DIRECTIONS FOR THIS TASK »
Show every line below where "Month" can be found.

--- SOURCE DATA ---

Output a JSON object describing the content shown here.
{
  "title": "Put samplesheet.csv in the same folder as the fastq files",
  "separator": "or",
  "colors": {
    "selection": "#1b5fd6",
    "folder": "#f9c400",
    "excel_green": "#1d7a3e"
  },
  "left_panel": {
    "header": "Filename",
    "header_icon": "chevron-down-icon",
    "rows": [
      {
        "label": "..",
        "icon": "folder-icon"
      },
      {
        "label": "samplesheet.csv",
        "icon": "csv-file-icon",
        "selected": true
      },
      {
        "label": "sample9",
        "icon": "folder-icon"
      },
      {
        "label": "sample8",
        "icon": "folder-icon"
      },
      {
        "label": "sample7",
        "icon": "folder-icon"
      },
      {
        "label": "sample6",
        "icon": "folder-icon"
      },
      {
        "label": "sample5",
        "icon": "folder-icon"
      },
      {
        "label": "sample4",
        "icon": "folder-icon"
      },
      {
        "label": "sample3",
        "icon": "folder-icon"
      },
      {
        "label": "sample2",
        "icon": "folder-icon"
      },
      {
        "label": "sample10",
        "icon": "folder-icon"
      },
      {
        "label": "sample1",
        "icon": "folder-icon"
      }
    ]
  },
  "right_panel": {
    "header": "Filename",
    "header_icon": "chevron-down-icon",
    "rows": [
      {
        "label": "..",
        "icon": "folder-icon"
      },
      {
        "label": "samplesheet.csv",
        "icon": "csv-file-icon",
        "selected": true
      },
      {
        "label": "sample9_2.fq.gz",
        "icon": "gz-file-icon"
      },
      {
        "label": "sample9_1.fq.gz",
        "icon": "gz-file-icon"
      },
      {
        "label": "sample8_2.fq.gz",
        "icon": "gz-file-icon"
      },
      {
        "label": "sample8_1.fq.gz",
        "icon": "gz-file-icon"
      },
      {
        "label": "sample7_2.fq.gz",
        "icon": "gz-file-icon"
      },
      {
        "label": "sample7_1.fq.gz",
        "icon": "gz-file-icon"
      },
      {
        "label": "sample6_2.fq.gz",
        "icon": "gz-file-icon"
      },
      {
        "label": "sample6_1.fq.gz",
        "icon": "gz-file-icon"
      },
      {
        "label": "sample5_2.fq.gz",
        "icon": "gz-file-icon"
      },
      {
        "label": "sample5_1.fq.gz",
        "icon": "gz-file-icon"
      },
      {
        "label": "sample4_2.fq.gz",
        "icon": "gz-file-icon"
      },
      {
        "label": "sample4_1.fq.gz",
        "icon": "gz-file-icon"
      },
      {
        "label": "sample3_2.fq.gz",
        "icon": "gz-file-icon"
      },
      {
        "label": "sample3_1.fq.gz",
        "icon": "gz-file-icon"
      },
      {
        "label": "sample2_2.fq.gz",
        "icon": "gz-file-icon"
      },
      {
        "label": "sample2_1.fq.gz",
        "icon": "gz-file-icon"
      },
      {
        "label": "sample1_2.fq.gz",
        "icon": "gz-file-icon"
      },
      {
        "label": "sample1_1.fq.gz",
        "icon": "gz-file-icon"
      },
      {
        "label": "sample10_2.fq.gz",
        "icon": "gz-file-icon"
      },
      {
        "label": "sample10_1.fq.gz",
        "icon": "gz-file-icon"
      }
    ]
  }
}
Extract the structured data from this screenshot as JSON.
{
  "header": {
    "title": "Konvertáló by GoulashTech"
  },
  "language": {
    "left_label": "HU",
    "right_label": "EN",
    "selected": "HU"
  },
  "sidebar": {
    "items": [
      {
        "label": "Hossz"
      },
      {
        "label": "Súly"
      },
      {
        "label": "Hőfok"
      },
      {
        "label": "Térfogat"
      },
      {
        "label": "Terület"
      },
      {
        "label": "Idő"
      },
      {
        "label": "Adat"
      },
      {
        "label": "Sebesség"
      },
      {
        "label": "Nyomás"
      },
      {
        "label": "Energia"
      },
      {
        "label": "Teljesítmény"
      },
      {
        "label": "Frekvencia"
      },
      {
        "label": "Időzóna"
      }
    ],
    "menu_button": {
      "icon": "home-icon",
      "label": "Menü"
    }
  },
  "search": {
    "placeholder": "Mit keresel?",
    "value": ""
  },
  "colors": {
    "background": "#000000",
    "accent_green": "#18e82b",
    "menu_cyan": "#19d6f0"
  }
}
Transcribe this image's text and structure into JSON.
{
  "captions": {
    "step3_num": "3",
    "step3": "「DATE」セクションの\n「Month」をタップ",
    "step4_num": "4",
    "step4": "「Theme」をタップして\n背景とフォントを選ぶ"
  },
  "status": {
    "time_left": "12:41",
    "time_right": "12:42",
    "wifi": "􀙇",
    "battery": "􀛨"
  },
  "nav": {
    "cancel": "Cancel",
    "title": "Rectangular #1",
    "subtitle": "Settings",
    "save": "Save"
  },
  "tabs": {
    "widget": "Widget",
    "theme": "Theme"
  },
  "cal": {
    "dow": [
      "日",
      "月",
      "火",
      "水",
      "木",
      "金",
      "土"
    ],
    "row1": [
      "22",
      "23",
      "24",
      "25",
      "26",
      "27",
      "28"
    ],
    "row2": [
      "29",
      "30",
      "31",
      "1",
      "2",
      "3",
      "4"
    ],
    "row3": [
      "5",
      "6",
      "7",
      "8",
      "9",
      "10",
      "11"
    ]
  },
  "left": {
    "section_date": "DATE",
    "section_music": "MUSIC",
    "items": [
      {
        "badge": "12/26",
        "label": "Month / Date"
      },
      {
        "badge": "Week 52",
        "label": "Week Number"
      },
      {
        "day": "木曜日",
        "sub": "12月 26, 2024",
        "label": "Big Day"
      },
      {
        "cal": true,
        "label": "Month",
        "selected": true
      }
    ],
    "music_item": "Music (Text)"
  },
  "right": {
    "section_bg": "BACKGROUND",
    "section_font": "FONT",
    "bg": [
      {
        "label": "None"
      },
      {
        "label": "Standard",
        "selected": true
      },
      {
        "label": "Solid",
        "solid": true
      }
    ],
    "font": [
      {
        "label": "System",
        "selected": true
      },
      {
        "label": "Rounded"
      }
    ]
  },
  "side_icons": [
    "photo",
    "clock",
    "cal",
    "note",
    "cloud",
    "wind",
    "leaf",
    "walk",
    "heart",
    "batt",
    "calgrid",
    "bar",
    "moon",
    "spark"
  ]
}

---

ANSWER TO THE EXERCISE »
    "step3": "「DATE」セクションの\n「Month」をタップ",
        "label": "Month / Date"
        "label": "Month",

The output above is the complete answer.